The temporary exhibit next door is called Designing English and it looks at early English language in its written form, primarily how it was designed and laid out. It was interesting to see it first show up in Latin texts as very much the poor relation, mostly as a necessity when transcribing folk songs or recipes that didn’t make sense to translate. I was amused to find the Alfred Jewel on display here, as an example of English text appearing on objects rather than manuscripts.

There was also a bonus exhibit in the lobby, called The Full Picture: Oxford in Portraits which is a nice glimpse into the institution. Top notch giftshop too, with some nice designs based on items in their collections.

The plan next was to tour some university buildings, but most were hosting holiday events so instead we took advantage of the remaining light to wander between them outside. “City of dreaming spires” is a very apt description, even on a cold, gray afternoon it’s a beautiful city.
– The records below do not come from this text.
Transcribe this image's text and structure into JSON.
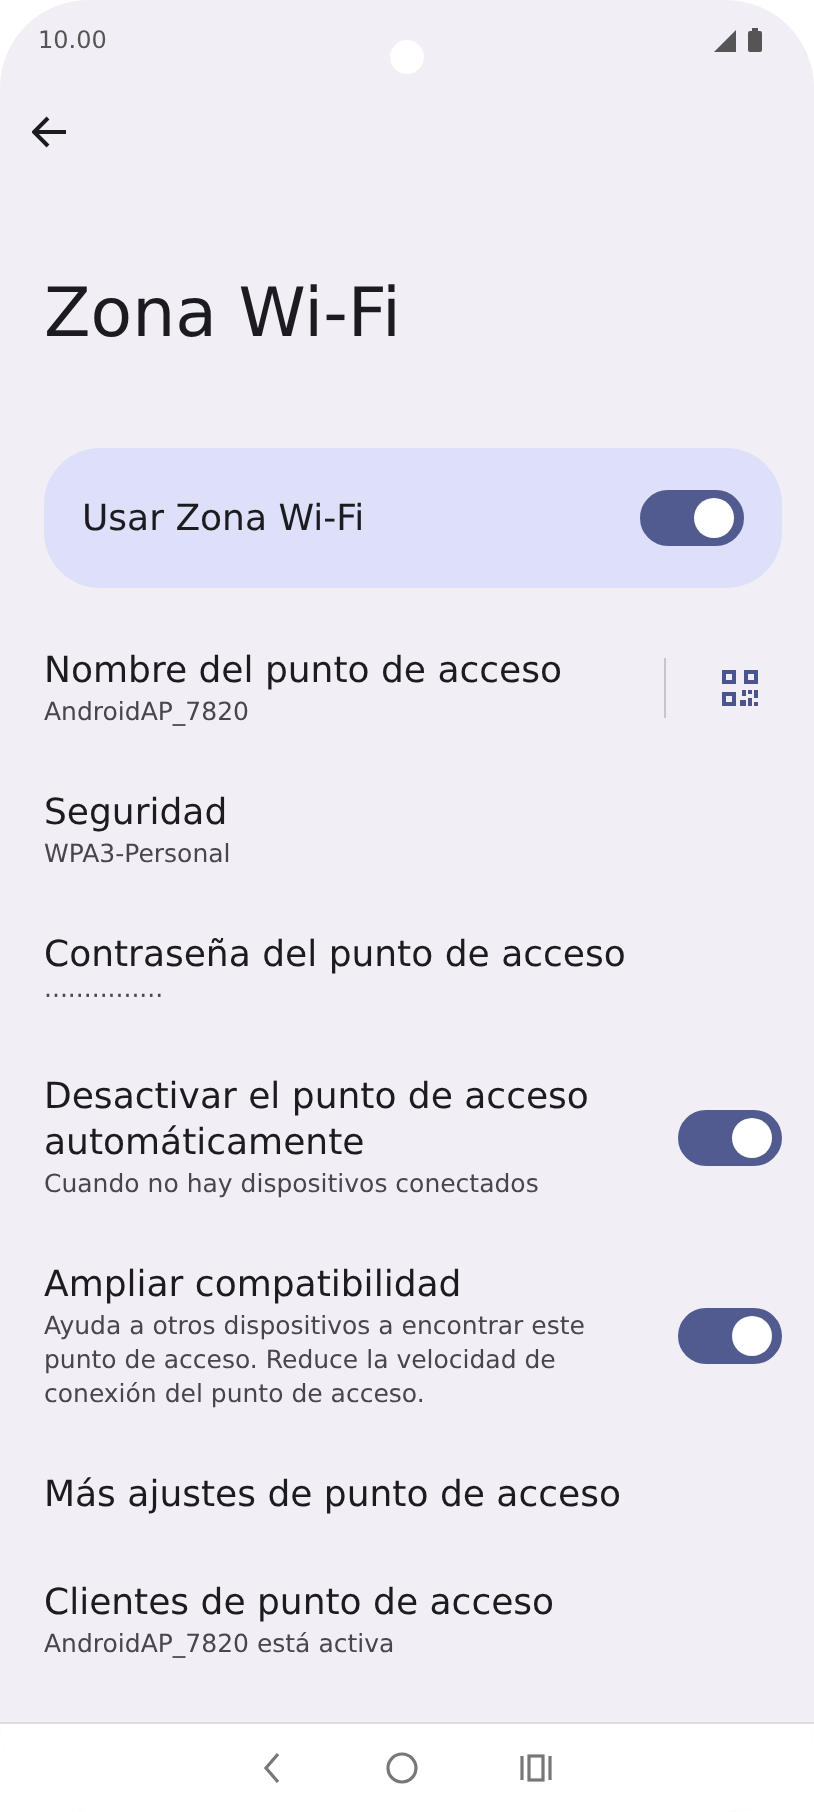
{
  "status_bar": {
    "time": "10.00"
  },
  "title": "Zona Wi-Fi",
  "main_switch": {
    "label": "Usar Zona Wi-Fi",
    "on": true
  },
  "settings": [
    {
      "kind": "qr",
      "title": "Nombre del punto de acceso",
      "subtitle": "AndroidAP_7820"
    },
    {
      "kind": "item",
      "title": "Seguridad",
      "subtitle": "WPA3-Personal"
    },
    {
      "kind": "item",
      "title": "Contraseña del punto de acceso",
      "subtitle": "···············"
    },
    {
      "kind": "switch",
      "title": "Desactivar el punto de acceso automáticamente",
      "subtitle": "Cuando no hay dispositivos conectados",
      "on": true
    },
    {
      "kind": "switch",
      "title": "Ampliar compatibilidad",
      "subtitle": "Ayuda a otros dispositivos a encontrar este punto de acceso. Reduce la velocidad de conexión del punto de acceso.",
      "on": true
    },
    {
      "kind": "item",
      "title": "Más ajustes de punto de acceso"
    },
    {
      "kind": "item",
      "title": "Clientes de punto de acceso",
      "subtitle": "AndroidAP_7820 está activa"
    }
  ]
}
By now it was nearing the end of my excursion, so we popped into Blackwell’s Bookshop whose Norrington Room is apparently the largest single room selling books in the world and then went to The Eagle and Child, famous as the watering hole for the Inklings. I couldn’t very well go to Oxford and not stop in, despite being worried it would be a tourist trap. But in fact, it’s a pretty cozy traditional pub with real ale, nice looking food, and hardly any exploitation of its famous associations.  It was packed to the gills, but someone was vacating their table and kindly pointed us towards it, so we had a nice pint and chat for the last half hour before it was time to get my bus.